“…the secret of the Great Stories is that they have no secrets. The Great Stories are the ones you have heard and want to hear again. The ones you can enter anywhere and inhabit comfortably. They don’t deceive you with thrills and trick endings. They don’t surprise you with the unforeseen. They are as familiar as the house you live in. Or the smell of your lover’s skin. You know how they end, yet you listen as though you don’t. In the way that although you know that one day you will die, you live as though you won’t. In the Great Stories you know who lives, who dies, who finds love, who doesn’t. And yet you want to know again.”
The God of Small Things, at its core, is a portrait of India. Roy paints a picture of a country that is still finding its way post colonization – a country that bears countless bruises and scars from occupation, remnants of which leave gaping divides between the people.

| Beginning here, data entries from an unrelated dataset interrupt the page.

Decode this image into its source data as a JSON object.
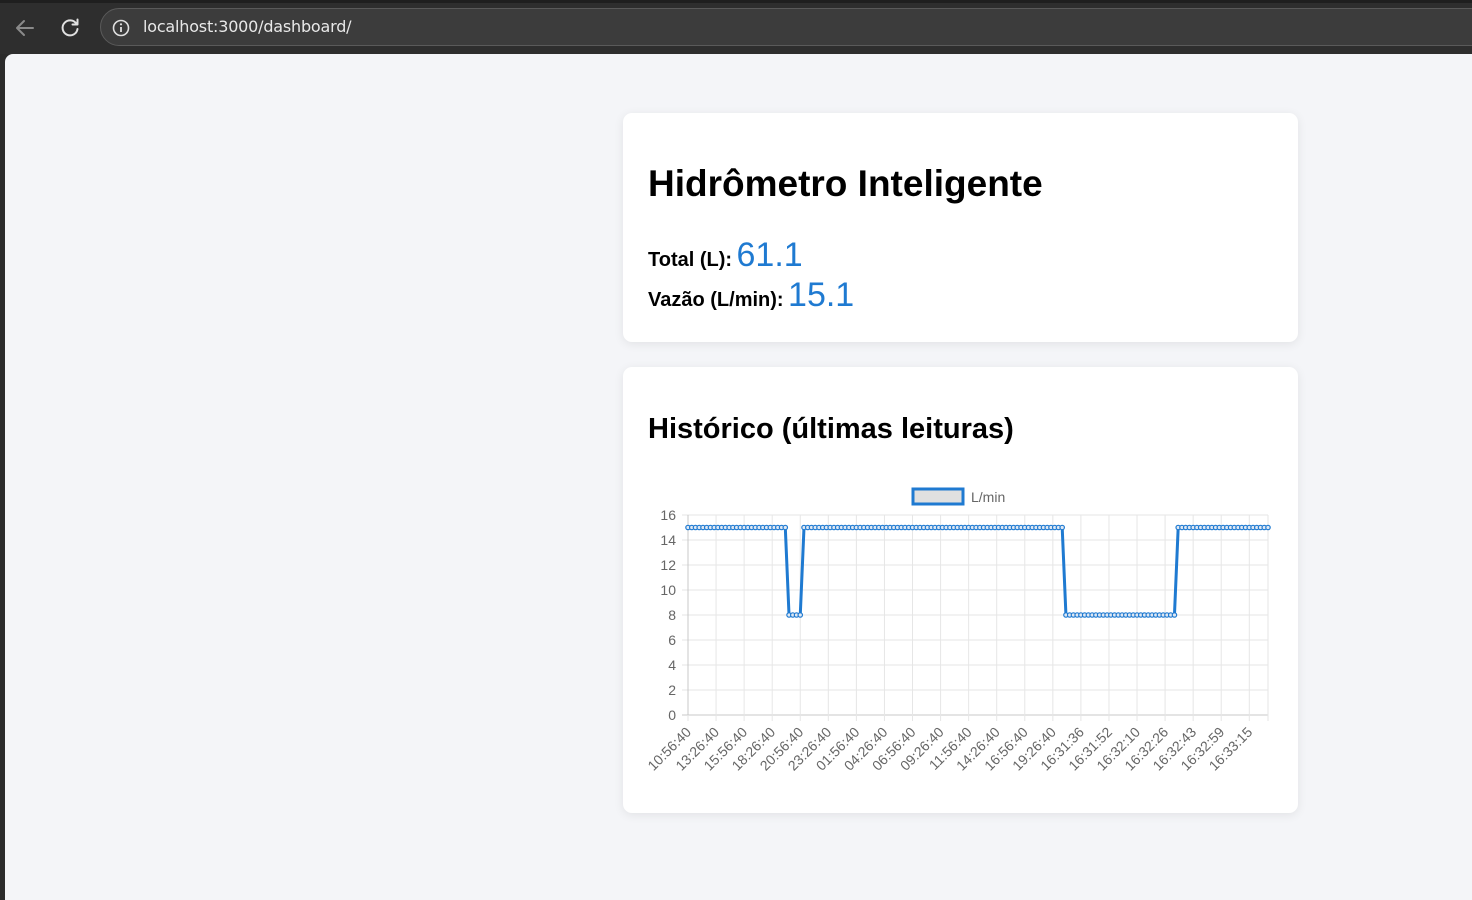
{
  "browser": {
    "url": "localhost:3000/dashboard/"
  },
  "dashboard": {
    "title": "Hidrômetro Inteligente",
    "total_label": "Total (L):",
    "total_value": "61.1",
    "flow_label": "Vazão (L/min):",
    "flow_value": "15.1"
  },
  "history": {
    "title": "Histórico (últimas leituras)"
  },
  "colors": {
    "accent": "#1f7ad1",
    "page_bg": "#f4f5f8"
  },
  "chart_data": {
    "type": "line",
    "legend": [
      "L/min"
    ],
    "legend_position": "top",
    "grid": true,
    "ylim": [
      0,
      16
    ],
    "y_ticks": [
      0,
      2,
      4,
      6,
      8,
      10,
      12,
      14,
      16
    ],
    "x_tick_labels": [
      "10:56:40",
      "13:26:40",
      "15:56:40",
      "18:26:40",
      "20:56:40",
      "23:26:40",
      "01:56:40",
      "04:26:40",
      "06:56:40",
      "09:26:40",
      "11:56:40",
      "14:26:40",
      "16:56:40",
      "19:26:40",
      "16:31:36",
      "16:31:52",
      "16:32:10",
      "16:32:26",
      "16:32:43",
      "16:32:59",
      "16:33:15"
    ],
    "series": [
      {
        "name": "L/min",
        "values": [
          15,
          15,
          15,
          15,
          15,
          15,
          15,
          15,
          15,
          15,
          15,
          15,
          15,
          15,
          15,
          15,
          15,
          15,
          15,
          15,
          15,
          15,
          15,
          15,
          15,
          15,
          15,
          8,
          8,
          8,
          8,
          15,
          15,
          15,
          15,
          15,
          15,
          15,
          15,
          15,
          15,
          15,
          15,
          15,
          15,
          15,
          15,
          15,
          15,
          15,
          15,
          15,
          15,
          15,
          15,
          15,
          15,
          15,
          15,
          15,
          15,
          15,
          15,
          15,
          15,
          15,
          15,
          15,
          15,
          15,
          15,
          15,
          15,
          15,
          15,
          15,
          15,
          15,
          15,
          15,
          15,
          15,
          15,
          15,
          15,
          15,
          15,
          15,
          15,
          15,
          15,
          15,
          15,
          15,
          15,
          15,
          15,
          15,
          15,
          15,
          15,
          8,
          8,
          8,
          8,
          8,
          8,
          8,
          8,
          8,
          8,
          8,
          8,
          8,
          8,
          8,
          8,
          8,
          8,
          8,
          8,
          8,
          8,
          8,
          8,
          8,
          8,
          8,
          8,
          8,
          8,
          15,
          15,
          15,
          15,
          15,
          15,
          15,
          15,
          15,
          15,
          15,
          15,
          15,
          15,
          15,
          15,
          15,
          15,
          15,
          15,
          15,
          15,
          15,
          15,
          15
        ]
      }
    ]
  }
}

The “Love Laws” dictating who one can love and how they can love are a large focus of this story, but the true center of this tale is a family. At the start of this story, Rahel and Esthappen are two children swathed with innocence amidst the turmoil brewing in their home state of Kerala. As they grow up, the reader witnesses this innocence stripped from them as they become victims to the lingering wounds and loose ends of the world in which they exist.
The praise for Arundhati Roy’s prose is certainly not unfounded. She grounds the reader in 1959 Kerala with powerful imagery and builds an acute sense of anticipation that only expands as the novel progresses, deepening into a strong feeling of inevitability and suspense that is only emphasized more with the nonlinear timeline.

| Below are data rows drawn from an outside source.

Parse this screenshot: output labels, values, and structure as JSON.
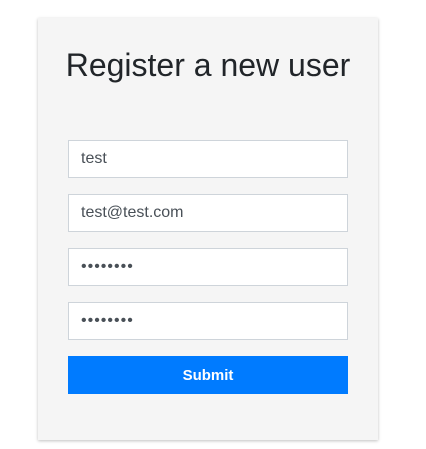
{
  "form": {
    "title": "Register a new user",
    "username_value": "test",
    "email_value": "test@test.com",
    "password_value": "password",
    "confirm_password_value": "password",
    "submit_label": "Submit",
    "accent_color": "#007bff"
  }
}
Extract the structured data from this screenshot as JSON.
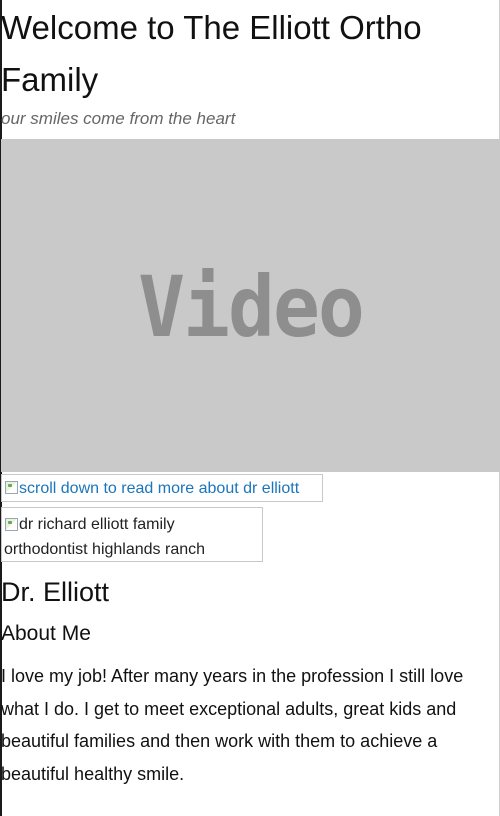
{
  "header": {
    "title": "Welcome to The Elliott Ortho Family",
    "tagline": "our smiles come from the heart"
  },
  "video": {
    "label": "Video"
  },
  "scroll_link": {
    "alt_text": "scroll down to read more about dr elliott",
    "icon": "broken-image-icon"
  },
  "doctor_image": {
    "alt_text": "dr richard elliott family orthodontist highlands ranch",
    "icon": "broken-image-icon"
  },
  "about": {
    "name": "Dr. Elliott",
    "heading": "About Me",
    "body": "I love my job! After many years in the profession I still love what I do. I get to meet exceptional adults, great kids and beautiful families and then work with them to achieve a beautiful healthy smile."
  },
  "colors": {
    "link": "#1a75bc",
    "tagline": "#666666",
    "video_bg": "#c9c9c9",
    "video_text": "#8e8e8e"
  }
}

It is impossible to read this book without feeling as though you are on the edge of your seat, a lump in your throat as you wait for the spool to unravel.
The God of Small Things is remarkable in its ability to highlight the Small Things, but it is entirely transcendent in its accomplishment of uncovering the Big Things.

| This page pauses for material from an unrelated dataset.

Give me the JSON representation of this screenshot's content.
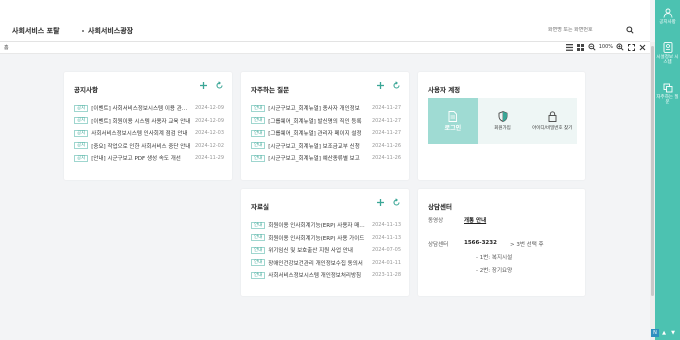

“The fact that something so fragile, so unbearably tender had survived, had been allowed to exist, was a miracle.”